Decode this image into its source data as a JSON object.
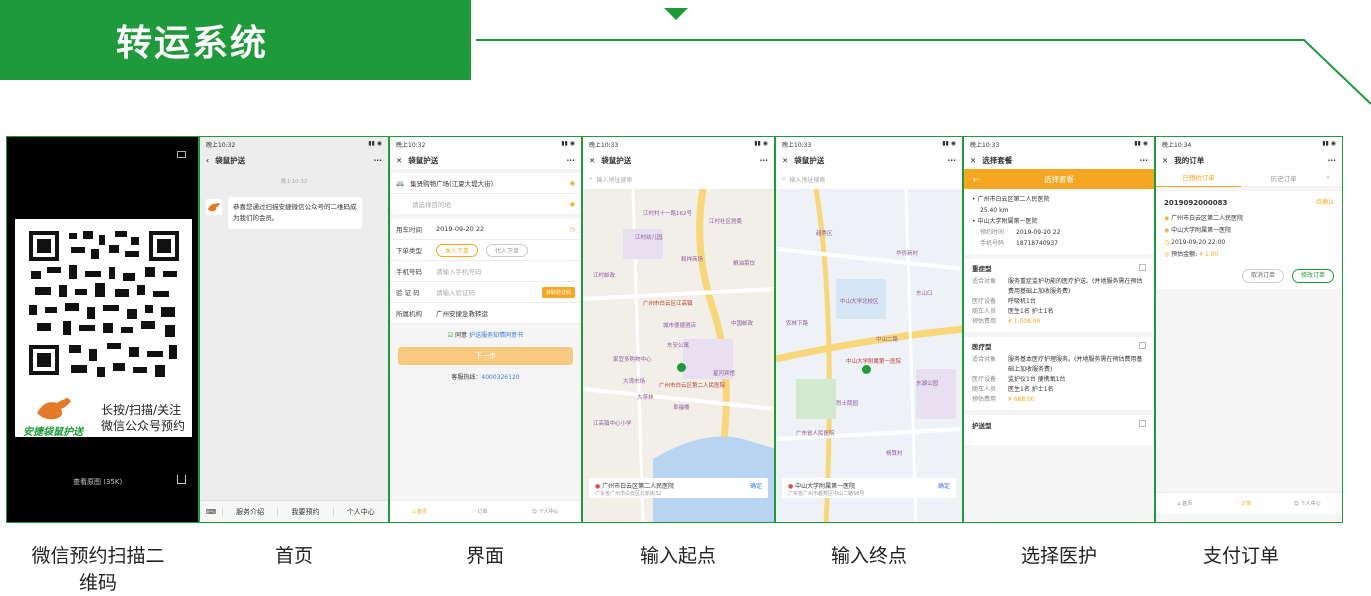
{
  "header": {
    "title": "转运系统"
  },
  "colors": {
    "brand_green": "#1f9a3a",
    "accent_orange": "#f5a623"
  },
  "captions": [
    "微信预约扫描二维码",
    "首页",
    "界面",
    "输入起点",
    "输入终点",
    "选择医护",
    "支付订单"
  ],
  "screen1": {
    "slogan1": "长按/扫描/关注",
    "slogan2": "微信公众号预约",
    "brand": "安捷袋鼠护送",
    "view_original": "查看原图 (35K)"
  },
  "screen2": {
    "time": "晚上10:32",
    "title": "袋鼠护送",
    "chat_time": "晚上10:32",
    "message": "恭喜您通过扫描安捷微信公众号的二维码成为我们的会员。",
    "menu": [
      "服务介绍",
      "我要预约",
      "个人中心"
    ]
  },
  "screen3": {
    "time": "晚上10:32",
    "title": "袋鼠护送",
    "start": "集贤购物广场(江夏大堤大街)",
    "dest_placeholder": "请选择目的地",
    "rows": [
      {
        "label": "用车时间",
        "value": "2019-09-20 22"
      },
      {
        "label": "下单类型",
        "value": ""
      },
      {
        "label": "手机号码",
        "value": "请输入手机号码"
      },
      {
        "label": "验 证 码",
        "value": "请输入验证码"
      },
      {
        "label": "所属机构",
        "value": "广州安捷急救转运"
      }
    ],
    "order_types": [
      "本人下单",
      "代人下单"
    ],
    "get_code": "获取验证码",
    "agree": "同意",
    "agreement": "护送服务知情同意书",
    "next": "下一步",
    "hotline_label": "客服热线：",
    "hotline": "4000326120",
    "tabs": [
      "首页",
      "订单",
      "个人中心"
    ]
  },
  "screen4": {
    "time": "晚上10:33",
    "title": "袋鼠护送",
    "search_placeholder": "输入地址搜索",
    "place": "广州市白云区第二人民医院",
    "address": "广东省广州市白云区北新街32",
    "confirm": "确定",
    "labels": [
      "江村村十一路162号",
      "江村社区居委",
      "江村幼儿园",
      "粮油菜饮",
      "江村邮政",
      "和祥商场",
      "广州市白云区江高镇",
      "城市便捷酒店",
      "东安公寓",
      "大湾市场",
      "家宜多购物中心",
      "广州市白云区第二人民医院",
      "大茶林",
      "中国邮政",
      "星河宾馆",
      "阜福楼",
      "江高镇中心小学"
    ]
  },
  "screen5": {
    "time": "晚上10:33",
    "title": "袋鼠护送",
    "search_placeholder": "输入地址搜索",
    "place": "中山大学附属第一医院",
    "address": "广东省广州市越秀区中山二路58号",
    "confirm": "确定",
    "labels": [
      "中山大学附属第一医院",
      "越秀区",
      "中山二路",
      "华侨新村",
      "东山口",
      "中山大学北校区",
      "农林下路",
      "广东省人民医院",
      "东湖公园",
      "烈士陵园",
      "杨箕村"
    ]
  },
  "screen6": {
    "time": "晚上10:33",
    "title": "选择套餐",
    "banner": "选择套餐",
    "from": "广州市白云区第二人民医院",
    "distance": "25.40",
    "distance_unit": "km",
    "to": "中山大学附属第一医院",
    "book_time_label": "预约时间",
    "book_time": "2019-09-20 22",
    "phone_label": "手机号码",
    "phone": "18718740937",
    "packages": [
      {
        "name": "重症型",
        "desc_label": "适合对象",
        "desc": "服务重症监护功能的医疗护送。(并地服务需在预估费用基础上加收服务费)",
        "equip_label": "医疗设备",
        "equip": "呼吸机1台",
        "staff_label": "随车人员",
        "staff": "医生1名 护士1名",
        "fee_label": "预估费用",
        "fee": "¥ 1,008.00"
      },
      {
        "name": "医疗型",
        "desc_label": "适合对象",
        "desc": "服务基本医疗护理服务。(并地服务需在预估费用基础上加收服务费)",
        "equip_label": "医疗设备",
        "equip": "监护仪1台 便携氧1台",
        "staff_label": "随车人员",
        "staff": "医生1名 护士1名",
        "fee_label": "预估费用",
        "fee": "¥ 688.00"
      },
      {
        "name": "护送型"
      }
    ]
  },
  "screen7": {
    "time": "晚上10:34",
    "title": "我的订单",
    "tabs": [
      "已预约订单",
      "历史订单"
    ],
    "order_no": "2019092000083",
    "status": "待确认",
    "from": "广州市白云区第二人民医院",
    "to": "中山大学附属第一医院",
    "time_val": "2019-09-20 22:00",
    "price_label": "预估金额:",
    "price": "¥ 1.00",
    "cancel": "取消订单",
    "modify": "修改订单",
    "bottom_tabs": [
      "首页",
      "订单",
      "个人中心"
    ]
  }
}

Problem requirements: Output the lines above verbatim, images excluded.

Reply to the exercise:
Decode this image into its source data as a JSON object.
{
  "header": {
    "title": "转运系统"
  },
  "colors": {
    "brand_green": "#1f9a3a",
    "accent_orange": "#f5a623"
  },
  "captions": [
    "微信预约扫描二维码",
    "首页",
    "界面",
    "输入起点",
    "输入终点",
    "选择医护",
    "支付订单"
  ],
  "screen1": {
    "slogan1": "长按/扫描/关注",
    "slogan2": "微信公众号预约",
    "brand": "安捷袋鼠护送",
    "view_original": "查看原图 (35K)"
  },
  "screen2": {
    "time": "晚上10:32",
    "title": "袋鼠护送",
    "chat_time": "晚上10:32",
    "message": "恭喜您通过扫描安捷微信公众号的二维码成为我们的会员。",
    "menu": [
      "服务介绍",
      "我要预约",
      "个人中心"
    ]
  },
  "screen3": {
    "time": "晚上10:32",
    "title": "袋鼠护送",
    "start": "集贤购物广场(江夏大堤大街)",
    "dest_placeholder": "请选择目的地",
    "rows": [
      {
        "label": "用车时间",
        "value": "2019-09-20 22"
      },
      {
        "label": "下单类型",
        "value": ""
      },
      {
        "label": "手机号码",
        "value": "请输入手机号码"
      },
      {
        "label": "验 证 码",
        "value": "请输入验证码"
      },
      {
        "label": "所属机构",
        "value": "广州安捷急救转运"
      }
    ],
    "order_types": [
      "本人下单",
      "代人下单"
    ],
    "get_code": "获取验证码",
    "agree": "同意",
    "agreement": "护送服务知情同意书",
    "next": "下一步",
    "hotline_label": "客服热线：",
    "hotline": "4000326120",
    "tabs": [
      "首页",
      "订单",
      "个人中心"
    ]
  },
  "screen4": {
    "time": "晚上10:33",
    "title": "袋鼠护送",
    "search_placeholder": "输入地址搜索",
    "place": "广州市白云区第二人民医院",
    "address": "广东省广州市白云区北新街32",
    "confirm": "确定",
    "labels": [
      "江村村十一路162号",
      "江村社区居委",
      "江村幼儿园",
      "粮油菜饮",
      "江村邮政",
      "和祥商场",
      "广州市白云区江高镇",
      "城市便捷酒店",
      "东安公寓",
      "大湾市场",
      "家宜多购物中心",
      "广州市白云区第二人民医院",
      "大茶林",
      "中国邮政",
      "星河宾馆",
      "阜福楼",
      "江高镇中心小学"
    ]
  },
  "screen5": {
    "time": "晚上10:33",
    "title": "袋鼠护送",
    "search_placeholder": "输入地址搜索",
    "place": "中山大学附属第一医院",
    "address": "广东省广州市越秀区中山二路58号",
    "confirm": "确定",
    "labels": [
      "中山大学附属第一医院",
      "越秀区",
      "中山二路",
      "华侨新村",
      "东山口",
      "中山大学北校区",
      "农林下路",
      "广东省人民医院",
      "东湖公园",
      "烈士陵园",
      "杨箕村"
    ]
  },
  "screen6": {
    "time": "晚上10:33",
    "title": "选择套餐",
    "banner": "选择套餐",
    "from": "广州市白云区第二人民医院",
    "distance": "25.40",
    "distance_unit": "km",
    "to": "中山大学附属第一医院",
    "book_time_label": "预约时间",
    "book_time": "2019-09-20 22",
    "phone_label": "手机号码",
    "phone": "18718740937",
    "packages": [
      {
        "name": "重症型",
        "desc_label": "适合对象",
        "desc": "服务重症监护功能的医疗护送。(并地服务需在预估费用基础上加收服务费)",
        "equip_label": "医疗设备",
        "equip": "呼吸机1台",
        "staff_label": "随车人员",
        "staff": "医生1名 护士1名",
        "fee_label": "预估费用",
        "fee": "¥ 1,008.00"
      },
      {
        "name": "医疗型",
        "desc_label": "适合对象",
        "desc": "服务基本医疗护理服务。(并地服务需在预估费用基础上加收服务费)",
        "equip_label": "医疗设备",
        "equip": "监护仪1台 便携氧1台",
        "staff_label": "随车人员",
        "staff": "医生1名 护士1名",
        "fee_label": "预估费用",
        "fee": "¥ 688.00"
      },
      {
        "name": "护送型"
      }
    ]
  },
  "screen7": {
    "time": "晚上10:34",
    "title": "我的订单",
    "tabs": [
      "已预约订单",
      "历史订单"
    ],
    "order_no": "2019092000083",
    "status": "待确认",
    "from": "广州市白云区第二人民医院",
    "to": "中山大学附属第一医院",
    "time_val": "2019-09-20 22:00",
    "price_label": "预估金额:",
    "price": "¥ 1.00",
    "cancel": "取消订单",
    "modify": "修改订单",
    "bottom_tabs": [
      "首页",
      "订单",
      "个人中心"
    ]
  }
}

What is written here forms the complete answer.